Evidence based assessment/Instruments/Nisonger Child Behavior Rating Form
The Nisonger Child Behavior Rating Form (NCBRF) is an instrument designed to assess the behavior of children with intellectual or developmental disabilities and those with Autism Spectrum Disorder. The assessment contains 76 items and is made up of three sections. There is a teacher and a parent version of the form, and the form takes about 15 minutes to complete. The NCBRF is designed to be used with children and adolescents ages 3 to 16. In addition, The Nisonger Child Behavior Form- Typical IQ Version (NCBRF-TIQ) is a 66 item behavior rating form designed to assess the behavior of children and adolescents with typical development. This instrument has identical sections and response options as the NCBRF, however Section III only has 56 items and the subscales slightly differ.
Scoring and interpretation

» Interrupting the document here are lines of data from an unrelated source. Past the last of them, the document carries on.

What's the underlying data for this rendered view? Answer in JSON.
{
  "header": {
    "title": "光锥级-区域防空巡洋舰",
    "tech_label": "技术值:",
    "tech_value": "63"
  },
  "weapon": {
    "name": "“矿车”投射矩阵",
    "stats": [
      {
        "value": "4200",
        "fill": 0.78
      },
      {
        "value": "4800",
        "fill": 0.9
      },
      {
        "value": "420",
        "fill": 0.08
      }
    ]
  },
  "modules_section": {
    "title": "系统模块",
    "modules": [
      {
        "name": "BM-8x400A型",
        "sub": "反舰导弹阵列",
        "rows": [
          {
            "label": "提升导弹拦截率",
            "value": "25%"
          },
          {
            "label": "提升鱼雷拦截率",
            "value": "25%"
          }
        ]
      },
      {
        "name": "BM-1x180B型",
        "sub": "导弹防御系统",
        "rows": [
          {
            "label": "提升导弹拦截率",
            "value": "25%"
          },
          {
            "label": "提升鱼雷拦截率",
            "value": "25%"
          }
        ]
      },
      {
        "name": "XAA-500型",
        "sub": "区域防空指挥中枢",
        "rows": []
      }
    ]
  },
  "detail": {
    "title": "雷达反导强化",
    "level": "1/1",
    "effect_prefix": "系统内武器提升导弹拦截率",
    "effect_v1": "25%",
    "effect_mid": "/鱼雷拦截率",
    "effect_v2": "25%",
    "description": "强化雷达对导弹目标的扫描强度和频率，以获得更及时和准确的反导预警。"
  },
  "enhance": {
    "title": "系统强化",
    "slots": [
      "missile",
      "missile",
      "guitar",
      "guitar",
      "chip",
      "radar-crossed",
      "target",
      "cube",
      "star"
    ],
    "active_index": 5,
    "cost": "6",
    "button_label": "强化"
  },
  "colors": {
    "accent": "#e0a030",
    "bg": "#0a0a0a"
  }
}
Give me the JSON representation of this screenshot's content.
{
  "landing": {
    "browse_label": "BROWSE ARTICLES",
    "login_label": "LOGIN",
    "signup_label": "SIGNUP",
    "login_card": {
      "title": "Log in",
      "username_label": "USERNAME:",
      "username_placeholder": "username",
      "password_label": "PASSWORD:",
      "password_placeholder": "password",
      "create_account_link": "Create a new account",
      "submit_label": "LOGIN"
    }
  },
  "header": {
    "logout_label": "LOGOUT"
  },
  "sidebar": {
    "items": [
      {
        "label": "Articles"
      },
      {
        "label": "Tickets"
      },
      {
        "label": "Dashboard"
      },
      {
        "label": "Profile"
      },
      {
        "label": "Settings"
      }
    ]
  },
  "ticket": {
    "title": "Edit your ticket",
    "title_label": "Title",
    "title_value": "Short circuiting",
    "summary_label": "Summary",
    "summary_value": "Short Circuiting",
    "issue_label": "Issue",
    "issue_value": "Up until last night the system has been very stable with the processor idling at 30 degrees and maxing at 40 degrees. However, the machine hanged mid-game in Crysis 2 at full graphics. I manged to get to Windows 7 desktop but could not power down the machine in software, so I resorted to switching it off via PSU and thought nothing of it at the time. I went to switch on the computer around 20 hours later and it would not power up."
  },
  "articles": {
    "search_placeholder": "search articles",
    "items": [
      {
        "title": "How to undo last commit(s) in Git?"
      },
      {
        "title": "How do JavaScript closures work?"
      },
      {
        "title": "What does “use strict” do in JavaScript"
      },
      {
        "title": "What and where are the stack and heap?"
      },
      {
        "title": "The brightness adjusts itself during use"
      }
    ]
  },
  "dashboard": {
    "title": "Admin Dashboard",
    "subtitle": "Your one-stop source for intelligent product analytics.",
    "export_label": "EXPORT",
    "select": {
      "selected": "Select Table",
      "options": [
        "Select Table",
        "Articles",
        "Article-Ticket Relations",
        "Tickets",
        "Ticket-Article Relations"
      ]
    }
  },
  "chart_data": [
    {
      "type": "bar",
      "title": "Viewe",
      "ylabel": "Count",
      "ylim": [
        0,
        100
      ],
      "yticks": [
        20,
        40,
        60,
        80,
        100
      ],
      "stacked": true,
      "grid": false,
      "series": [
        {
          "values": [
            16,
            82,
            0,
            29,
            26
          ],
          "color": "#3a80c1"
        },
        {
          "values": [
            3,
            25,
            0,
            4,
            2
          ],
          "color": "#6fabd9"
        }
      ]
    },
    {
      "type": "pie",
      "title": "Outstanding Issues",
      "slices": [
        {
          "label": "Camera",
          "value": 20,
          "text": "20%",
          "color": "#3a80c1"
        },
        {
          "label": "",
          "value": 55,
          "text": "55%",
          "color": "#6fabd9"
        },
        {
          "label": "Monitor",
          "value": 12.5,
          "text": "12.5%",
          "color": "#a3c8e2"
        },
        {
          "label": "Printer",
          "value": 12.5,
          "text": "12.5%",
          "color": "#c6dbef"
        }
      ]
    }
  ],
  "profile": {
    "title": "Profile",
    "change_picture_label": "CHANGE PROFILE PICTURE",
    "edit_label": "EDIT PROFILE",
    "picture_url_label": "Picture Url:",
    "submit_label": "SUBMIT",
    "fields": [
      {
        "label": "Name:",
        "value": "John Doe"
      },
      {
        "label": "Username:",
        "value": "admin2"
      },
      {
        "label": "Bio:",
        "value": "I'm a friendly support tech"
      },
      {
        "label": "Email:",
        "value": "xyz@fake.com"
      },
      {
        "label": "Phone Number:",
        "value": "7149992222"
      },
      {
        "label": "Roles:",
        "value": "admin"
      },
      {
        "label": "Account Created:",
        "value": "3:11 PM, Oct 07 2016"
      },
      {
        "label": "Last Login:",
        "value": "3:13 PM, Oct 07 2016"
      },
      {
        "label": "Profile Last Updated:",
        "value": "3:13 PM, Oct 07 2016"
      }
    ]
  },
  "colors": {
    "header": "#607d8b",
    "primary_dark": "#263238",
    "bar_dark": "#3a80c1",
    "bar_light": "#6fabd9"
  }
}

Section I contains one short answer question that asks the parent/teacher to describe any specific circumstances or factors that may have influenced the child’s recent behavior. This section allows such circumstances to be taken into consideration when interpreting the scoring of the rest of the assessment.
Section II has ten items that inquire about the occurrence of various behaviors. Each item presents a behavior, and the respondent is asked to rate on a 3-point scale, if that behavior applies to the child with the following response options:
- 0: "Not True"
- 1: "Somewhat or Sometimes True"
- 2: "Very or Often True"
- 3: "Completely or Always True"
The positive social scale in Section II contains two subscales: a compliant/calm subscale and an adaptive social subscale. The score sheet indicates which items fall under each subscale. Responses for each subscale are summed together to yield two subscale scores. Subscale scores are then summed to produce a total score for Section II. Higher scores indicate more adaptive behavior.
Section III is a scale of problem behavior, consisting of 66 questions. Each question addresses a specific behavior and asks the respondent to identify on a 3-point scale how the behavior has occurred over the past month using the following response options:
- 0: "if the behavior did not occur or was not a problem"
- 1: "if the behavior occurred occasionally or was a mild problem"
- 2: "if the behavior occurred quite often or was a moderate problem"
- 3: "if the behavior occurred a lot or was a severe problem"
The problem behavior scale in Section III contains six subscales: a conduct problem subscale, an insecure/anxious subscale, a hyperactive subscale, a self-injury/stereotypic subscale, a self-isolated/ritualistic subscale and an overly sensitive subscale. The score sheet indicates which items fall under each subscale. Responses for each subscale are summed together to yield six subscale scores. Subscale scores are then summed to produce a total score for Section III. Higher scores for each subscale suggest increased prevalence of problem behaviors in that subscale category. Higher total scores indicate more general problem behavior.
Scoring for the NCBRF-TIQ is similar to the NCBRF, however differences in subscales produce different construct measures. Section II is not broken up into subscales but only produces one total score that falls under “social competence”. A higher score in Section II would designate greater social competence. Section III of the NCBRF-TIQ has six subscales: an overly sensitive subscale, an oppositional subscale, a conduct problem subscale, a hyper-active subscale, an inattentive subscale and a withdrawn/dysphoric subscale. Higher subscale scores imply greater expression of these behavioral traits. Section III on the NCBRF-TIQ provides a measure of Disruptive Behavior Disorder and a measure of ADHD. Scores from the oppositional subscale and the conduct problem subscale are summed to produce a total score for Disruptive Behavior Disorder (D-Total). Scores from the hyper-active subscale and the inattentive subscale are summed to produce a total score for ADHD (ADHD-Total). Higher scores within these subscales could suggest a potential for diagnosing these disorders.
- Society of Clinical Child and Adolescent Psychology
- EffectiveChildTherapy.Org information on rule-breaking, defiance, and acting out
- Tassé, MJ; Aman, MG; Hammer, D; Rojahn, J (1996). "The Nisonger Child Behavior Rating Form: age and gender effects and norms.". Research in developmental disabilities 17 (1): 59–75. PMID 8750076.